TASK OBJECTIVE: Given the records below, pull every line with the word "JSON" into the answer.

#### TASK DATA

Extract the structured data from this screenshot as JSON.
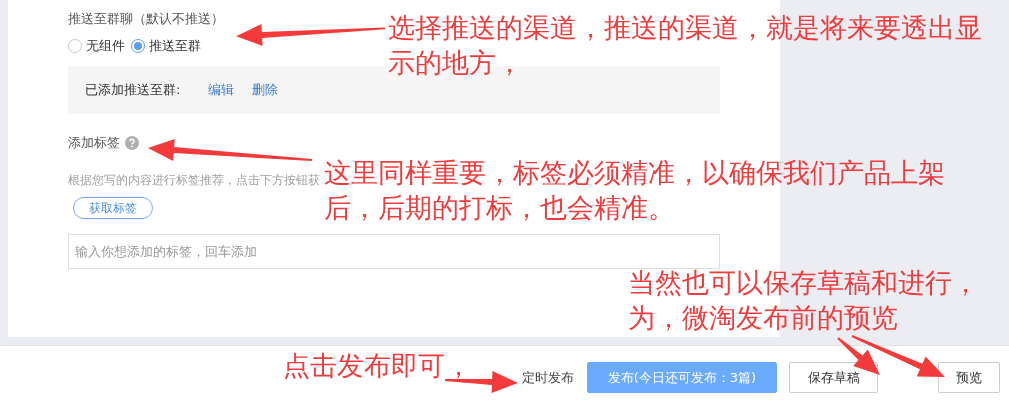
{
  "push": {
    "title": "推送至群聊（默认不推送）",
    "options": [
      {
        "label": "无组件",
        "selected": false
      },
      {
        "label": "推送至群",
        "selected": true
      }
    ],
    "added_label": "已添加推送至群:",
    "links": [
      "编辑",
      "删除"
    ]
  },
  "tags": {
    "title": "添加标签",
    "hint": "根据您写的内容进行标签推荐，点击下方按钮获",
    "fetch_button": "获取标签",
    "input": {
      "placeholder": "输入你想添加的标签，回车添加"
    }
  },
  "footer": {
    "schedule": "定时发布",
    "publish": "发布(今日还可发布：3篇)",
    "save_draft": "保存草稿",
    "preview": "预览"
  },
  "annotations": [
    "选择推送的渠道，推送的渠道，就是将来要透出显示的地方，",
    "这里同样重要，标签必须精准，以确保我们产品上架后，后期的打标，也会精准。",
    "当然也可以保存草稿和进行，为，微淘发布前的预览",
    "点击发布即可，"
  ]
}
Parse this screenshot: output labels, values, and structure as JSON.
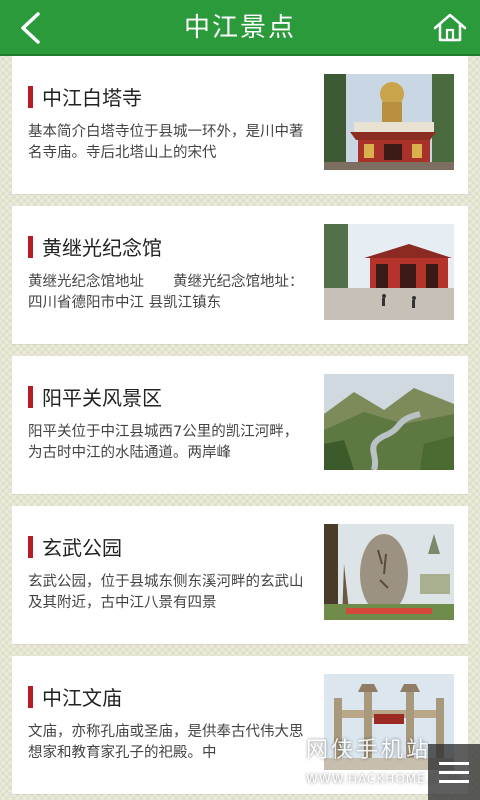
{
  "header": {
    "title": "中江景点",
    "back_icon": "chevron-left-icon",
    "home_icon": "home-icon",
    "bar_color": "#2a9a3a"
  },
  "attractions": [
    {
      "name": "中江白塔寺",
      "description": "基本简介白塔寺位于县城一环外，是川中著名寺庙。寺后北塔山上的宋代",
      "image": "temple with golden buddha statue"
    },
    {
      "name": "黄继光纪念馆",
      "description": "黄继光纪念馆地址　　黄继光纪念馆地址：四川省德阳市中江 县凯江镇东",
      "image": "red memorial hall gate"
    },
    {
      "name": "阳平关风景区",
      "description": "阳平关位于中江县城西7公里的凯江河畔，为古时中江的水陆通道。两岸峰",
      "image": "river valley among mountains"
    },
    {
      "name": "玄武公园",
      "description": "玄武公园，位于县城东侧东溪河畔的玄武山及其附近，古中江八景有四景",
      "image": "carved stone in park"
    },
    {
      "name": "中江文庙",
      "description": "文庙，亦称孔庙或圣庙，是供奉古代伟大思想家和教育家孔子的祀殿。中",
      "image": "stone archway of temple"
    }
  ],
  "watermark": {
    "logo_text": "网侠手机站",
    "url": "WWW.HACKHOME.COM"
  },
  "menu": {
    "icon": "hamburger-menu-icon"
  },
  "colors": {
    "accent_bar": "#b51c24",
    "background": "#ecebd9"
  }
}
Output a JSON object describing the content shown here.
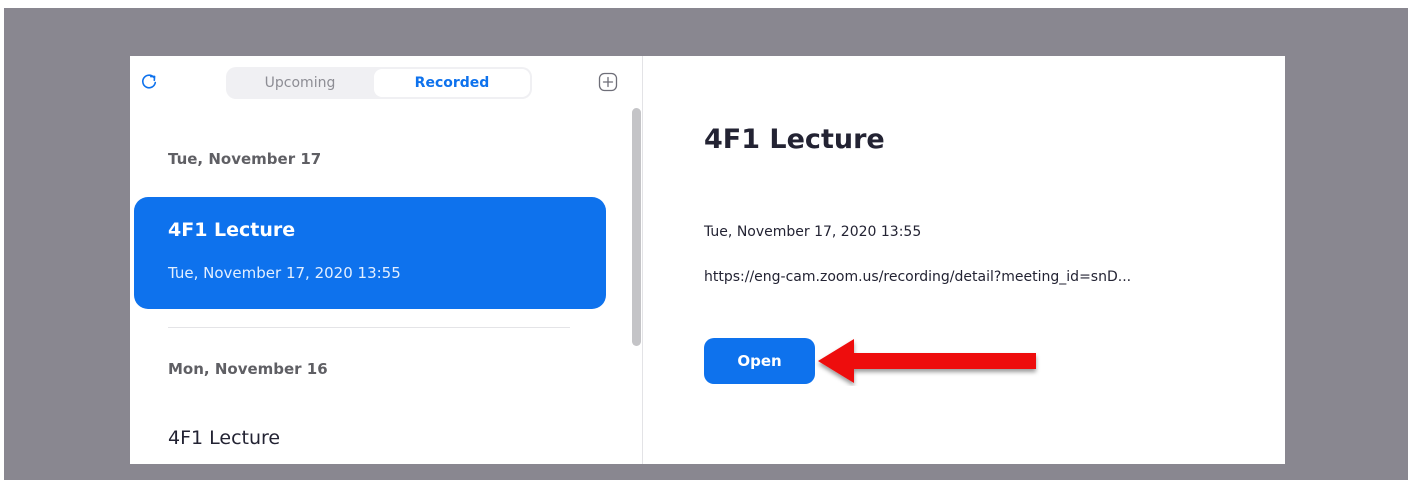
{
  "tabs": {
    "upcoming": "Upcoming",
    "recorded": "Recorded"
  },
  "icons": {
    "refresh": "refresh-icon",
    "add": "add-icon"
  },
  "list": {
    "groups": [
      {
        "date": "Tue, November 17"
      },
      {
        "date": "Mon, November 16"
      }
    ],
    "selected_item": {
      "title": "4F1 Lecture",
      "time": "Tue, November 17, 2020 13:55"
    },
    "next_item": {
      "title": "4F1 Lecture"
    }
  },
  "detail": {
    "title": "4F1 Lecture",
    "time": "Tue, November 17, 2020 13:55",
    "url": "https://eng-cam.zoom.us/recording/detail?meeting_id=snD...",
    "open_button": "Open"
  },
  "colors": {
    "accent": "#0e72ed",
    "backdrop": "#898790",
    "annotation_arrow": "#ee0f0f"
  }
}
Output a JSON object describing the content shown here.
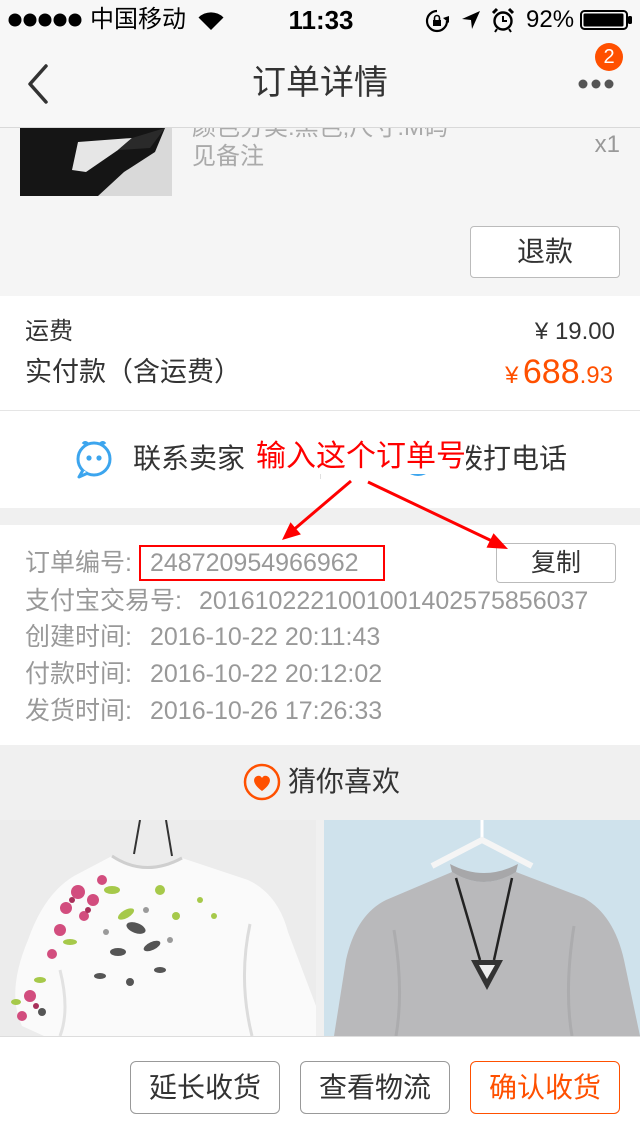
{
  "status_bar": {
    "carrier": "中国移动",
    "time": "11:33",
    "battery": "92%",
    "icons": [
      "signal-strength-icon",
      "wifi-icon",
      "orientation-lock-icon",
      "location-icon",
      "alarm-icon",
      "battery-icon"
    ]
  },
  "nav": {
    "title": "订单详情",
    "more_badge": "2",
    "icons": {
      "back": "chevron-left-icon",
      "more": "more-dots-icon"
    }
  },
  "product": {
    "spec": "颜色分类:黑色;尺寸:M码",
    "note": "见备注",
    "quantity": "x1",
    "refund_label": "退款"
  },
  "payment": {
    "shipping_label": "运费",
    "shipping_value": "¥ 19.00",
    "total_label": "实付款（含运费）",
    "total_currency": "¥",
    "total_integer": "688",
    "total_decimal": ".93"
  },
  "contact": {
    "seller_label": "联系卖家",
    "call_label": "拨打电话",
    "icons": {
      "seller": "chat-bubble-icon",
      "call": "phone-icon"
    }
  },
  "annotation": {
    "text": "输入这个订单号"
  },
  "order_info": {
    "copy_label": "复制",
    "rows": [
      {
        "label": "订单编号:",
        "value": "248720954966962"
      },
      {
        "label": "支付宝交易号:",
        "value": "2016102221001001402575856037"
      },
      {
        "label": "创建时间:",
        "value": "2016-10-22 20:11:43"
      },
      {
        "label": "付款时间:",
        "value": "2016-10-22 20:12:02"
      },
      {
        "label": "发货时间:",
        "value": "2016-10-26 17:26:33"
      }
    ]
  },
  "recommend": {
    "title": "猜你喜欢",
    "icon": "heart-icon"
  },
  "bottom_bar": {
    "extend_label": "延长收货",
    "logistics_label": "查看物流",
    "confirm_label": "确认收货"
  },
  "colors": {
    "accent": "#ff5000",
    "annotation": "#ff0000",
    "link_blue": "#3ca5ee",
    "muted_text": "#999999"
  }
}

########
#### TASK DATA

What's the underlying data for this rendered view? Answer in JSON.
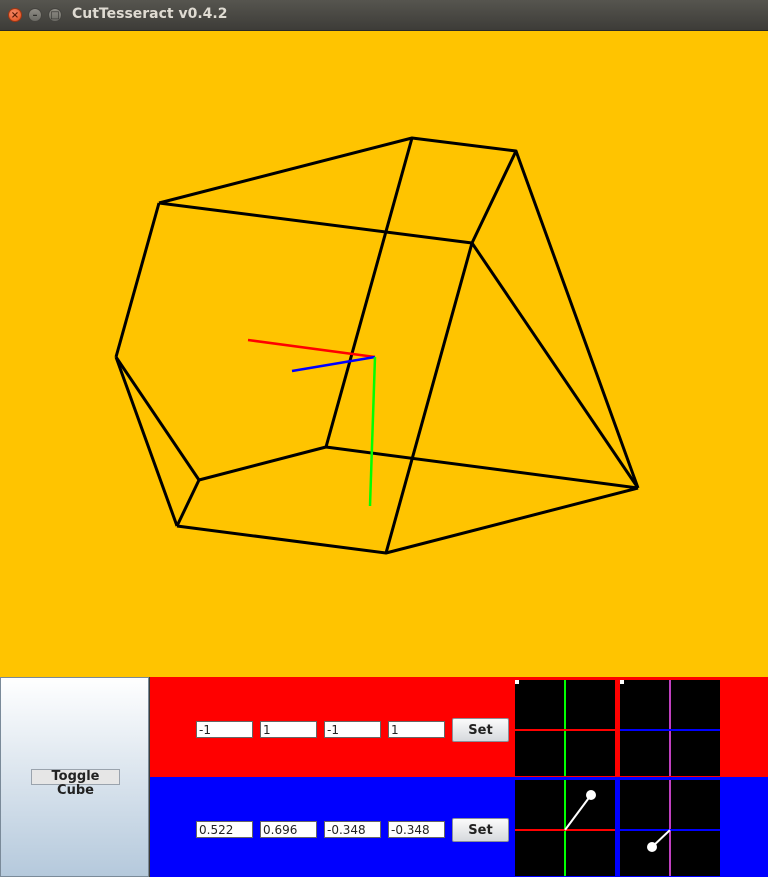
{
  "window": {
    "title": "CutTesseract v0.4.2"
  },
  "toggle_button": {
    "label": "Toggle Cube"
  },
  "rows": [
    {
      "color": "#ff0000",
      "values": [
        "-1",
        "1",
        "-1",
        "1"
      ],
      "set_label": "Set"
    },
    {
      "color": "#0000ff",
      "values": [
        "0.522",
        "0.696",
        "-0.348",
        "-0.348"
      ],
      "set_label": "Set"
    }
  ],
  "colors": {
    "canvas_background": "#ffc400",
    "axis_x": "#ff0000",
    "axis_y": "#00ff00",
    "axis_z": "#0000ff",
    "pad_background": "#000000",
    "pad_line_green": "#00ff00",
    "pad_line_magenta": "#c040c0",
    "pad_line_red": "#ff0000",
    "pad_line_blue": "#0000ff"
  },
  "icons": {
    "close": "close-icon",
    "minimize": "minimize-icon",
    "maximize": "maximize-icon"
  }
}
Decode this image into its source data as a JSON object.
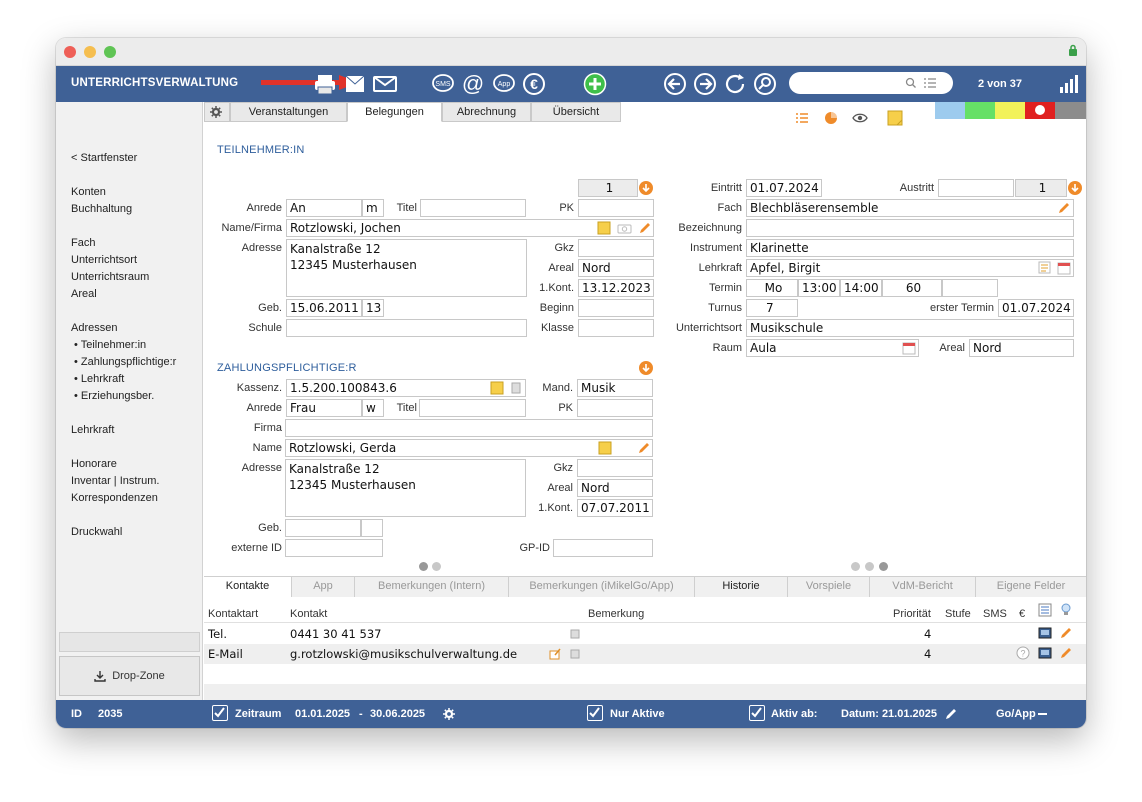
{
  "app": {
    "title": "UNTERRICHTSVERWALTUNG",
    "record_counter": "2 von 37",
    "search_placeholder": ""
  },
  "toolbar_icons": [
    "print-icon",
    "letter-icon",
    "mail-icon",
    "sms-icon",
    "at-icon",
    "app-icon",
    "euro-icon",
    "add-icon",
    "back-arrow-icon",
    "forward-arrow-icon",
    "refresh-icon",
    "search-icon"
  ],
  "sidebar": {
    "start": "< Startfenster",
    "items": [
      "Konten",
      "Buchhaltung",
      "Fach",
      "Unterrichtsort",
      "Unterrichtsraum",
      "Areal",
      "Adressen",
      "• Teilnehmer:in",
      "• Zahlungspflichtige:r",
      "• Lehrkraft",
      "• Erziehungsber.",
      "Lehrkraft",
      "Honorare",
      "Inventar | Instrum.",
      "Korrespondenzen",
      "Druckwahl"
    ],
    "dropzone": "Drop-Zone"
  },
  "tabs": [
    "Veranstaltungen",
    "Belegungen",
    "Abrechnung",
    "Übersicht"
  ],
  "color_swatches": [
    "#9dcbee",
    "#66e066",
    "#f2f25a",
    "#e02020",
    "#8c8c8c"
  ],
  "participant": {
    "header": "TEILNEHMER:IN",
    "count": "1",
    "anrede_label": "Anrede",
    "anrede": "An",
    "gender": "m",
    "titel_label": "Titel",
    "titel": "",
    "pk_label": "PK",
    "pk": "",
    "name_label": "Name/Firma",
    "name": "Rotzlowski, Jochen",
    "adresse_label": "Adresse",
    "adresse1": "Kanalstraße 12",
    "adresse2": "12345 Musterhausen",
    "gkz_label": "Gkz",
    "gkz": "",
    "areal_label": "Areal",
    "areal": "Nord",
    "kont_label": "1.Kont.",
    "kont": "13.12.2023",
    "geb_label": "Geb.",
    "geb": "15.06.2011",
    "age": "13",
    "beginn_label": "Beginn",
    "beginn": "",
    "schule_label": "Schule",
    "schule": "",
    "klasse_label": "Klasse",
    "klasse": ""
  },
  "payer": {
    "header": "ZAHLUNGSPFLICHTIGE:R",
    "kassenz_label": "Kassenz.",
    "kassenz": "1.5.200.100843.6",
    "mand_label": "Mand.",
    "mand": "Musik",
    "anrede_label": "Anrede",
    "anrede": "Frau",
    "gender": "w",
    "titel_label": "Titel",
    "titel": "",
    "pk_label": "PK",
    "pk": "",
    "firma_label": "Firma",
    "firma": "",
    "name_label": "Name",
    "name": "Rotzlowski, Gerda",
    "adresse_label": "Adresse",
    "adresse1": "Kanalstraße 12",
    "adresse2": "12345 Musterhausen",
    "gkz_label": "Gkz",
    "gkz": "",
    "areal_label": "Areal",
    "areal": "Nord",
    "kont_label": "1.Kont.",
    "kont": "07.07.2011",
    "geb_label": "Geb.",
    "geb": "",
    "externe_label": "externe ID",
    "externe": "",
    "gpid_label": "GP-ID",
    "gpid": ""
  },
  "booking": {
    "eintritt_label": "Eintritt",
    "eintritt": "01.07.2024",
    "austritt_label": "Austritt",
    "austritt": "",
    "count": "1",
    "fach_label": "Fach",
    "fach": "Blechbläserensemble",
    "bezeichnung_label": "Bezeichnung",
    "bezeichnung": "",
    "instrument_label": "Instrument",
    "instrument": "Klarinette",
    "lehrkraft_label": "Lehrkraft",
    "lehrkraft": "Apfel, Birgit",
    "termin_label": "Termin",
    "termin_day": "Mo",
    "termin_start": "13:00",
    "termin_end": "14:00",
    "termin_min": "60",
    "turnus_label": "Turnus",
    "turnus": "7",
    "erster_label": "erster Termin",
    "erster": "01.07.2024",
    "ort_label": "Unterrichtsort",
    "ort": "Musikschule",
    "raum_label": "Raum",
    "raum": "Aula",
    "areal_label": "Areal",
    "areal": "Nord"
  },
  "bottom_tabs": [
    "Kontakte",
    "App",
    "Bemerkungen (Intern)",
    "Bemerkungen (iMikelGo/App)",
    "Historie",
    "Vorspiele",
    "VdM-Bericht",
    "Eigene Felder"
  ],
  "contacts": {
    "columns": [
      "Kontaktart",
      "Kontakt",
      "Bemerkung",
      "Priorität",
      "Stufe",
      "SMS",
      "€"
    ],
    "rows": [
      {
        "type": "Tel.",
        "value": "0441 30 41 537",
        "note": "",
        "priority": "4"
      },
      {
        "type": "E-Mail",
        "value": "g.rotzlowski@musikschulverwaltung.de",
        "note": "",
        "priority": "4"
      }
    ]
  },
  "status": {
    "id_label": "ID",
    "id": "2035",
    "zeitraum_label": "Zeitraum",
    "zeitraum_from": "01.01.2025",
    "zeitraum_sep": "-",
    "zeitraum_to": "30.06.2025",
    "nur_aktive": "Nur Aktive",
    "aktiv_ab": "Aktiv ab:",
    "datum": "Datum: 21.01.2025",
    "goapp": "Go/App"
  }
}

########
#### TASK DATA

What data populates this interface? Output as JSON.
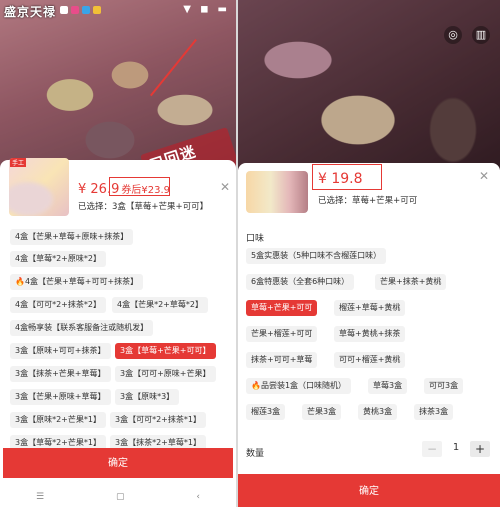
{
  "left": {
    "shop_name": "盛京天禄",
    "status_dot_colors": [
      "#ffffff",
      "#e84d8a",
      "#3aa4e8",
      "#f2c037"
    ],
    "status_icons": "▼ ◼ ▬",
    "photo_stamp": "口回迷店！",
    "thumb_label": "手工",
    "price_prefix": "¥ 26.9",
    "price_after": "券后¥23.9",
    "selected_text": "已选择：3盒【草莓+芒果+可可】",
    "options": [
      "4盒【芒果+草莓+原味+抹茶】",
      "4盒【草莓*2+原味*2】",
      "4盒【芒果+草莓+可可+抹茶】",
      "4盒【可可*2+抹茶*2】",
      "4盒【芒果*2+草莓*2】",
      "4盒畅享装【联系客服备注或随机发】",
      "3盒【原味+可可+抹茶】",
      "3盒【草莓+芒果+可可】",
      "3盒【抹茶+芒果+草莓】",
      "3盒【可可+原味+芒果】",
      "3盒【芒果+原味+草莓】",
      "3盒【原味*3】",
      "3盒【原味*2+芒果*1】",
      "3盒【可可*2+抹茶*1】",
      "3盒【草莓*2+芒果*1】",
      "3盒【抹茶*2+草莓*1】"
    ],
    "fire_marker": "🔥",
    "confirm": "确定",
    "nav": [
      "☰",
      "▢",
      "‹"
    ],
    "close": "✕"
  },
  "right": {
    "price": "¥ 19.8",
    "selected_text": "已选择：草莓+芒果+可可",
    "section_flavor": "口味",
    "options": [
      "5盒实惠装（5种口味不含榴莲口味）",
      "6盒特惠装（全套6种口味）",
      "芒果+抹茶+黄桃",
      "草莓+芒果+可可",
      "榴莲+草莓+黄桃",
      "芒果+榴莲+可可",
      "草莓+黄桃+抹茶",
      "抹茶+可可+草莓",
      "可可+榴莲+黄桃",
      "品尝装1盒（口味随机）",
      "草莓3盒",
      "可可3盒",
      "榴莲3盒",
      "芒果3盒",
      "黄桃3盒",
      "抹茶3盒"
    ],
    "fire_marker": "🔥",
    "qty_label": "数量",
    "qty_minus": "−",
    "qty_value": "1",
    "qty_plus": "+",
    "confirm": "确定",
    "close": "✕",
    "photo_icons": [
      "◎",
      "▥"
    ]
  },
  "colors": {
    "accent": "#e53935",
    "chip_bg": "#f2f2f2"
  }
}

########

WRITTEN ANSWER:
Extract the structured data from this screenshot as JSON.
Parse this screenshot: output labels, values, and structure as JSON.
Output a JSON object describing the content shown here.
Output a JSON object describing the content shown here.
What's the underlying data for this rendered view? Answer in JSON.
Decode this image into its source data as a JSON object.
What data populates this interface? Output as JSON.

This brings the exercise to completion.